Headline: Energy

The decarbonisation of the energy system is among the most important challenges of the twenty-first century. The energy sector accounts for approximately two thirds of global CO2 emissions. Hence, the development of a low-carbon energy supply based on renewable sources represents an essential entry-point in the fight against climate change. The deployment of renewable energy is also linked to important co-benefits, including improvements in air and water quality. But the energy transition is more than the development of new infrastructures and technologies; it entails far-reaching changes in society and the economy. It changes natural landscapes, drives the development of new social practices and ways of life, reassigns responsibilities, reshapes governance and political alliances, and redistributes power. In Germany, the energy transition has fostered the spread of energy cooperatives and other innovative organisational models. As a frontrunner in the transformation of its electricity system, Germany represents an important learning ground in the search for sustainable models of energy production and consumption.

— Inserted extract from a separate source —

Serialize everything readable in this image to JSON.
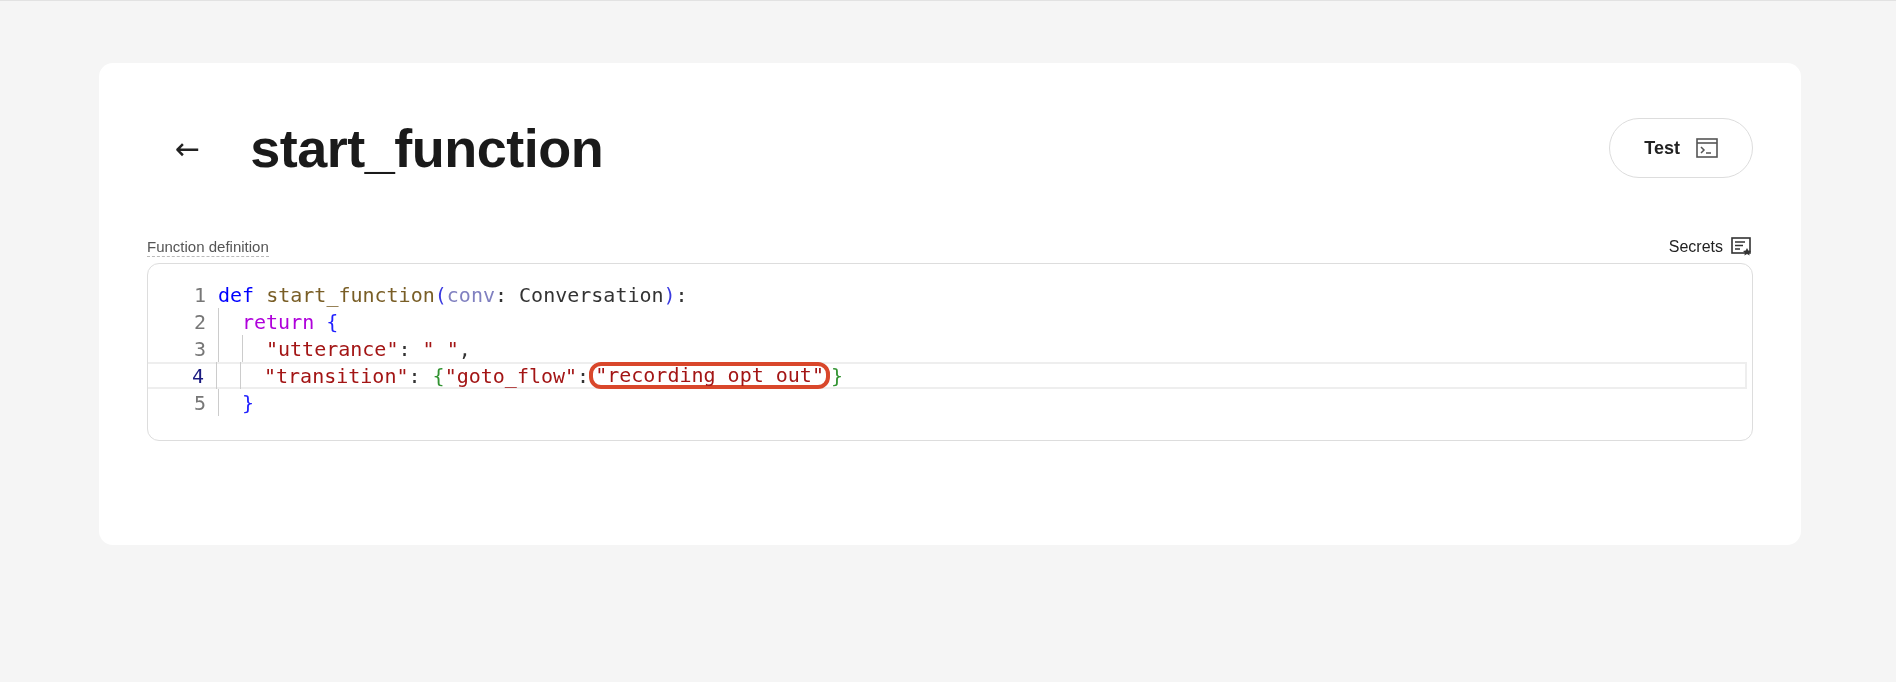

The IASS investigates the complex change processes that underpin the energy transition across multiple research projects and develops solutions to foster sustainable outcomes. This research is underpinned by an approach focussing on the interdependencies and interactions between innovative technologies, new business models and organisational structures, evolutions in governance, and emerging lifestyles and practices of adaptation. The study of the social dimension of the energy transition and the integrated assessment of various socio-technical options for the development of a low-carbon energy system form a particular focus of this research. Research activities at the IASS also explore the international dimension of the energy transition and the role of Germany as a potential driver of a global energy transition. Our researchers monitor and assess key processes, including the efforts of G20 states to transform the global energy system, and study developments in major emerging economies.

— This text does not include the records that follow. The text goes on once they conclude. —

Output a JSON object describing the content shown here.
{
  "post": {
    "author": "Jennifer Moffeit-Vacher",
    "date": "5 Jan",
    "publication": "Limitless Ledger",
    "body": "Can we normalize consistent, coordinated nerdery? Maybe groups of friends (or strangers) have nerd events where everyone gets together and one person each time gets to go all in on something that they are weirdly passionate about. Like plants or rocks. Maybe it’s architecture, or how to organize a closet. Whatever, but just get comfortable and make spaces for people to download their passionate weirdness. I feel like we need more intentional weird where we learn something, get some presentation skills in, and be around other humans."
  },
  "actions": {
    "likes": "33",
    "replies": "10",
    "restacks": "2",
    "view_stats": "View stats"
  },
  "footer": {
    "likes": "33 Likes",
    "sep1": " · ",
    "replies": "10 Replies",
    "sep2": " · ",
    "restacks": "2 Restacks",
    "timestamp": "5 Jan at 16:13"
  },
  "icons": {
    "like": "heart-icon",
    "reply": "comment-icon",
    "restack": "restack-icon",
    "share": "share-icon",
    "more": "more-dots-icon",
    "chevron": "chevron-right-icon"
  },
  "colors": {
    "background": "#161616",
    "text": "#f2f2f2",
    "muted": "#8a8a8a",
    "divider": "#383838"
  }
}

Research Groups

Dossiers

IASS scientists explore the future of energy transport

Superconductivity Dossier

In the coming decades, the development of renewable energy sources (RES) such as wind and solar will play a major role in reducing our reliance on fossil fuels and making our energy system more sustainable. But the places where RES are available or would be most efficient are often located far away from the densely populated and industrial areas where the energy is needed: on the open sea in the case of offshore wind and in sunnier climes in the case of solar. This means that the construction of new power lines needs to go hand in hand with RES development. In Germany for instance, expanding the electrical grid has become a crucial precondition for the success of the Energiewende.

New technologies use carbon dioxide emissions

CO₂: From Waste to Feedstock Dossier

Economic activities and consumer behaviour in developed countries are currently based mainly on the use of fossil-based raw materials, whose emissions are largely responsible for anthropogenic climate change. In efforts to reduce human effects on the climate, the avoidance of carbon dioxide (CO2) emissions is and remains the most important measure. But viewing the greenhouse gas CO2 as a source of carbon can also make sense. In recent years scientists have been investigating so-called Carbon Capture and Utilisation (CCU) technologies. The aim of these technologies is to re-cycle the CO2 contained in emissions as a feedstock for industrial processes.

News

Energy Transition

Kopernikus Project ENavi Presents Preliminary Findings on the Climate Benefits of Germany’s Coal Phaseout

Germany has committed to reducing its carbon emissions to 45 per cent of 1990 levels by 2030. There is a broad consensus that the decommissioning of the country’s coal-fired power plants is essential to achieving this goal. The shift to a more decentralised system of energy generation will, however, result in additional costs for society as a whole.

read more

ENavi Summer Academy Takes a Closer Look at the Requirements and Effects of the Digital Energy Transition

Digitisation can support the transition to a low-carbon energy system by facilitating the production, transportation and consumption of renewable energies. Digital technologies give consumers a role in determining when, where, and for what purpose energy is provided, how much energy can be saved, and what share of the energy mix renewables make up. From 13 to 17 May, early-career professionals from 16 different countries will meet with experts in Potsdam to discuss the challenges the transition to a sustainable energy system presents to politics, science, the private sector and civil society, and the role digitisation can play in the process.

read more

Blog Posts

Structural change and sustainability must go hand in hand

With the Structural Adjustment Act, the German government intends to provide 40 billion euros of federal funding for the coal-mining areas of Germany. In addition, an emergency fund of 260 million euros is earmarked for short-term projects. However, the effect of these funds will remain modest if the federal and state governments do not go further than previously planned in implementing the costly coal exit. They risk losing sight of three essential goals: enabling sustainability, strengthening regional activity, and learning to shape transformation.

read more

Natural resource exploitation in Germany and South America: Activists share their experiences of resistance and transformation

Today, emerging visions of a better society are forged in practical experience and experimentation. The contexts, approaches, and methods employed by activists differ radically from one experiment to the next. As researchers with the IASS project Politicizing the Future, we were keen to facilitate exchange on the subject of societal visions among activists from very different contexts and to see what could be learnt from their experiences for the development of more sustainable societies.

read more